      • Squeaky_1

        What? Sorry but doesn’t make sense. Please re-read your comment and clarify Jimmy. If I am missing something in the way you’ve phrased the comment please advise.

        • Old Fella

          Jimmy is right Squeaky. A read of the proposal shows it is more based around professional ethics, knowledge of Corporations Act, reasoning, client behaviours etc. That is why I believe even an old fart of a Lifey like me will be able to pass it. As long as common sense marking applies. The basics of being an adviser. Let’s face it, even Doctors go to Dr Google these days, so we don’t need to know every product in our head. But we do have to know how to operate professionally.

          • Squeaky_1

            Thanks Old fella. As long as they don’t make us remember 500 pages of the corps act and all the rest. I still say we need a qual for risk only advisers for the ‘degree’ or whatever they call it. The degree for the investment advisers is not at all appropriate for us. I assume they still require this unnecessary ‘degree’ ON TOP of this FASEA suggestion/proposal?

    • Chris Craggs

      John, if your licence is restricted to risk only products, then I accept that you are a risk only adviser. My experience with advisers though is that they have full licence.

      • Squeaky_1
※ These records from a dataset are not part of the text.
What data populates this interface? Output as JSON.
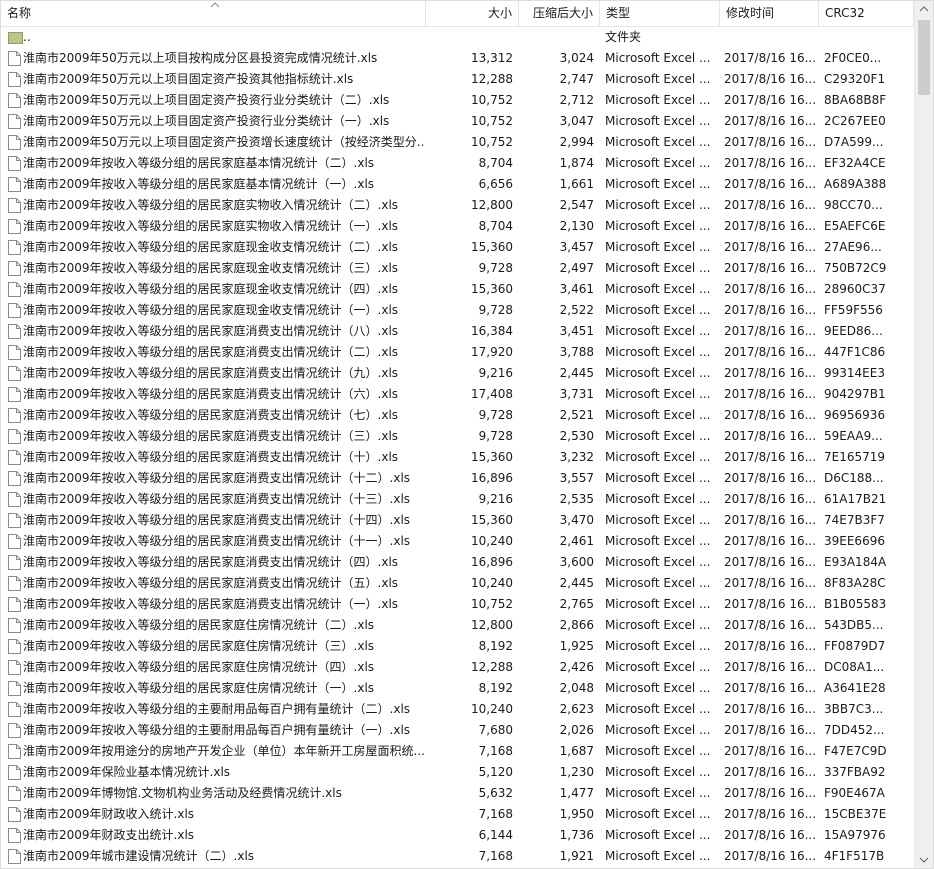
{
  "columns": {
    "name": "名称",
    "size": "大小",
    "compressed": "压缩后大小",
    "type": "类型",
    "modified": "修改时间",
    "crc": "CRC32"
  },
  "parent_row": {
    "name": "..",
    "type": "文件夹"
  },
  "files": [
    {
      "name": "淮南市2009年50万元以上项目按构成分区县投资完成情况统计.xls",
      "size": "13,312",
      "compressed": "3,024",
      "type": "Microsoft Excel ...",
      "modified": "2017/8/16 16...",
      "crc": "2F0CE0..."
    },
    {
      "name": "淮南市2009年50万元以上项目固定资产投资其他指标统计.xls",
      "size": "12,288",
      "compressed": "2,747",
      "type": "Microsoft Excel ...",
      "modified": "2017/8/16 16...",
      "crc": "C29320F1"
    },
    {
      "name": "淮南市2009年50万元以上项目固定资产投资行业分类统计（二）.xls",
      "size": "10,752",
      "compressed": "2,712",
      "type": "Microsoft Excel ...",
      "modified": "2017/8/16 16...",
      "crc": "8BA68B8F"
    },
    {
      "name": "淮南市2009年50万元以上项目固定资产投资行业分类统计（一）.xls",
      "size": "10,752",
      "compressed": "3,047",
      "type": "Microsoft Excel ...",
      "modified": "2017/8/16 16...",
      "crc": "2C267EE0"
    },
    {
      "name": "淮南市2009年50万元以上项目固定资产投资增长速度统计（按经济类型分...",
      "size": "10,752",
      "compressed": "2,994",
      "type": "Microsoft Excel ...",
      "modified": "2017/8/16 16...",
      "crc": "D7A599..."
    },
    {
      "name": "淮南市2009年按收入等级分组的居民家庭基本情况统计（二）.xls",
      "size": "8,704",
      "compressed": "1,874",
      "type": "Microsoft Excel ...",
      "modified": "2017/8/16 16...",
      "crc": "EF32A4CE"
    },
    {
      "name": "淮南市2009年按收入等级分组的居民家庭基本情况统计（一）.xls",
      "size": "6,656",
      "compressed": "1,661",
      "type": "Microsoft Excel ...",
      "modified": "2017/8/16 16...",
      "crc": "A689A388"
    },
    {
      "name": "淮南市2009年按收入等级分组的居民家庭实物收入情况统计（二）.xls",
      "size": "12,800",
      "compressed": "2,547",
      "type": "Microsoft Excel ...",
      "modified": "2017/8/16 16...",
      "crc": "98CC70..."
    },
    {
      "name": "淮南市2009年按收入等级分组的居民家庭实物收入情况统计（一）.xls",
      "size": "8,704",
      "compressed": "2,130",
      "type": "Microsoft Excel ...",
      "modified": "2017/8/16 16...",
      "crc": "E5AEFC6E"
    },
    {
      "name": "淮南市2009年按收入等级分组的居民家庭现金收支情况统计（二）.xls",
      "size": "15,360",
      "compressed": "3,457",
      "type": "Microsoft Excel ...",
      "modified": "2017/8/16 16...",
      "crc": "27AE96..."
    },
    {
      "name": "淮南市2009年按收入等级分组的居民家庭现金收支情况统计（三）.xls",
      "size": "9,728",
      "compressed": "2,497",
      "type": "Microsoft Excel ...",
      "modified": "2017/8/16 16...",
      "crc": "750B72C9"
    },
    {
      "name": "淮南市2009年按收入等级分组的居民家庭现金收支情况统计（四）.xls",
      "size": "15,360",
      "compressed": "3,461",
      "type": "Microsoft Excel ...",
      "modified": "2017/8/16 16...",
      "crc": "28960C37"
    },
    {
      "name": "淮南市2009年按收入等级分组的居民家庭现金收支情况统计（一）.xls",
      "size": "9,728",
      "compressed": "2,522",
      "type": "Microsoft Excel ...",
      "modified": "2017/8/16 16...",
      "crc": "FF59F556"
    },
    {
      "name": "淮南市2009年按收入等级分组的居民家庭消费支出情况统计（八）.xls",
      "size": "16,384",
      "compressed": "3,451",
      "type": "Microsoft Excel ...",
      "modified": "2017/8/16 16...",
      "crc": "9EED86..."
    },
    {
      "name": "淮南市2009年按收入等级分组的居民家庭消费支出情况统计（二）.xls",
      "size": "17,920",
      "compressed": "3,788",
      "type": "Microsoft Excel ...",
      "modified": "2017/8/16 16...",
      "crc": "447F1C86"
    },
    {
      "name": "淮南市2009年按收入等级分组的居民家庭消费支出情况统计（九）.xls",
      "size": "9,216",
      "compressed": "2,445",
      "type": "Microsoft Excel ...",
      "modified": "2017/8/16 16...",
      "crc": "99314EE3"
    },
    {
      "name": "淮南市2009年按收入等级分组的居民家庭消费支出情况统计（六）.xls",
      "size": "17,408",
      "compressed": "3,731",
      "type": "Microsoft Excel ...",
      "modified": "2017/8/16 16...",
      "crc": "904297B1"
    },
    {
      "name": "淮南市2009年按收入等级分组的居民家庭消费支出情况统计（七）.xls",
      "size": "9,728",
      "compressed": "2,521",
      "type": "Microsoft Excel ...",
      "modified": "2017/8/16 16...",
      "crc": "96956936"
    },
    {
      "name": "淮南市2009年按收入等级分组的居民家庭消费支出情况统计（三）.xls",
      "size": "9,728",
      "compressed": "2,530",
      "type": "Microsoft Excel ...",
      "modified": "2017/8/16 16...",
      "crc": "59EAA9..."
    },
    {
      "name": "淮南市2009年按收入等级分组的居民家庭消费支出情况统计（十）.xls",
      "size": "15,360",
      "compressed": "3,232",
      "type": "Microsoft Excel ...",
      "modified": "2017/8/16 16...",
      "crc": "7E165719"
    },
    {
      "name": "淮南市2009年按收入等级分组的居民家庭消费支出情况统计（十二）.xls",
      "size": "16,896",
      "compressed": "3,557",
      "type": "Microsoft Excel ...",
      "modified": "2017/8/16 16...",
      "crc": "D6C188..."
    },
    {
      "name": "淮南市2009年按收入等级分组的居民家庭消费支出情况统计（十三）.xls",
      "size": "9,216",
      "compressed": "2,535",
      "type": "Microsoft Excel ...",
      "modified": "2017/8/16 16...",
      "crc": "61A17B21"
    },
    {
      "name": "淮南市2009年按收入等级分组的居民家庭消费支出情况统计（十四）.xls",
      "size": "15,360",
      "compressed": "3,470",
      "type": "Microsoft Excel ...",
      "modified": "2017/8/16 16...",
      "crc": "74E7B3F7"
    },
    {
      "name": "淮南市2009年按收入等级分组的居民家庭消费支出情况统计（十一）.xls",
      "size": "10,240",
      "compressed": "2,461",
      "type": "Microsoft Excel ...",
      "modified": "2017/8/16 16...",
      "crc": "39EE6696"
    },
    {
      "name": "淮南市2009年按收入等级分组的居民家庭消费支出情况统计（四）.xls",
      "size": "16,896",
      "compressed": "3,600",
      "type": "Microsoft Excel ...",
      "modified": "2017/8/16 16...",
      "crc": "E93A184A"
    },
    {
      "name": "淮南市2009年按收入等级分组的居民家庭消费支出情况统计（五）.xls",
      "size": "10,240",
      "compressed": "2,445",
      "type": "Microsoft Excel ...",
      "modified": "2017/8/16 16...",
      "crc": "8F83A28C"
    },
    {
      "name": "淮南市2009年按收入等级分组的居民家庭消费支出情况统计（一）.xls",
      "size": "10,752",
      "compressed": "2,765",
      "type": "Microsoft Excel ...",
      "modified": "2017/8/16 16...",
      "crc": "B1B05583"
    },
    {
      "name": "淮南市2009年按收入等级分组的居民家庭住房情况统计（二）.xls",
      "size": "12,800",
      "compressed": "2,866",
      "type": "Microsoft Excel ...",
      "modified": "2017/8/16 16...",
      "crc": "543DB5..."
    },
    {
      "name": "淮南市2009年按收入等级分组的居民家庭住房情况统计（三）.xls",
      "size": "8,192",
      "compressed": "1,925",
      "type": "Microsoft Excel ...",
      "modified": "2017/8/16 16...",
      "crc": "FF0879D7"
    },
    {
      "name": "淮南市2009年按收入等级分组的居民家庭住房情况统计（四）.xls",
      "size": "12,288",
      "compressed": "2,426",
      "type": "Microsoft Excel ...",
      "modified": "2017/8/16 16...",
      "crc": "DC08A1..."
    },
    {
      "name": "淮南市2009年按收入等级分组的居民家庭住房情况统计（一）.xls",
      "size": "8,192",
      "compressed": "2,048",
      "type": "Microsoft Excel ...",
      "modified": "2017/8/16 16...",
      "crc": "A3641E28"
    },
    {
      "name": "淮南市2009年按收入等级分组的主要耐用品每百户拥有量统计（二）.xls",
      "size": "10,240",
      "compressed": "2,623",
      "type": "Microsoft Excel ...",
      "modified": "2017/8/16 16...",
      "crc": "3BB7C3..."
    },
    {
      "name": "淮南市2009年按收入等级分组的主要耐用品每百户拥有量统计（一）.xls",
      "size": "7,680",
      "compressed": "2,026",
      "type": "Microsoft Excel ...",
      "modified": "2017/8/16 16...",
      "crc": "7DD452..."
    },
    {
      "name": "淮南市2009年按用途分的房地产开发企业（单位）本年新开工房屋面积统...",
      "size": "7,168",
      "compressed": "1,687",
      "type": "Microsoft Excel ...",
      "modified": "2017/8/16 16...",
      "crc": "F47E7C9D"
    },
    {
      "name": "淮南市2009年保险业基本情况统计.xls",
      "size": "5,120",
      "compressed": "1,230",
      "type": "Microsoft Excel ...",
      "modified": "2017/8/16 16...",
      "crc": "337FBA92"
    },
    {
      "name": "淮南市2009年博物馆.文物机构业务活动及经费情况统计.xls",
      "size": "5,632",
      "compressed": "1,477",
      "type": "Microsoft Excel ...",
      "modified": "2017/8/16 16...",
      "crc": "F90E467A"
    },
    {
      "name": "淮南市2009年财政收入统计.xls",
      "size": "7,168",
      "compressed": "1,950",
      "type": "Microsoft Excel ...",
      "modified": "2017/8/16 16...",
      "crc": "15CBE37E"
    },
    {
      "name": "淮南市2009年财政支出统计.xls",
      "size": "6,144",
      "compressed": "1,736",
      "type": "Microsoft Excel ...",
      "modified": "2017/8/16 16...",
      "crc": "15A97976"
    },
    {
      "name": "淮南市2009年城市建设情况统计（二）.xls",
      "size": "7,168",
      "compressed": "1,921",
      "type": "Microsoft Excel ...",
      "modified": "2017/8/16 16...",
      "crc": "4F1F517B"
    }
  ]
}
        YES, but where’s the damn risk exam/qualification. Are John and myself the only ones screaming for it? Where are the life companies voice in this . . . CRICKETS! Disgusting!

  • ken

    65% of what?? There is no where near enough evidence of what the final “wash up” of this will be. If any common sense reigh’s here there should be heaps of changes.
    Only time will tell

    • Squeaky_1

      Yes, you’re right Ken. FASEA, FPA et al should say for WHOM they are proposing these exams – RISK advisers or INVESTMENT advisers! Totally different discipline. May as well bring the real estate sales boys and time share guys across, too, if we aren’t being fussy about what content and what people we will be testing and on what disciplines/subjects. Just ridiculous they don’t separate this. Apples to apples, please FASEA, FPA, ASIC.

  • Squeaky_1

    The answer depends on who you are – RISK adviser OR INVESTMENT Adviser (AKA: Financial Planner). Each is a totally different discipline and should be tested separately. I cannot comprehend why ASIC, FPA et al are continuing to lump risk advisers in with full investment advisers (FP’s). Different job completely. It is, of course, to make it easy for the regulators to police one regime instead of multiple. Why does a risk adviser need extraneous knowledge of CD’s, currency exchange, derivative and so on? It is patently ridiculous! This idiocy by the regulators will drive risk advisers from the industry – UNNECESSARILY. Just make a separate qualification for risk advisers – not rocket science.
    Oh and just a quick shout out to the life companies – thanks for backing your life advisers in this – NOT! Where are you when we REALLY need your ‘support’?? You bleat about being “passionately committed” to the adviser distribution channel (paraphrasing most execs here) but you are silent in the debate when WE advisers need you to champion the case for a separate RISK licence and qualification. WHY? Do you really want to get rid of us as many postulate? Show you mean what you say and get involved.

  • Walker

    To provide risk advice properly, an adviser must also thoroughly understand superannuation law and estate planning. If not, then you cannot recommend any insurance funded by super. Good luck with that…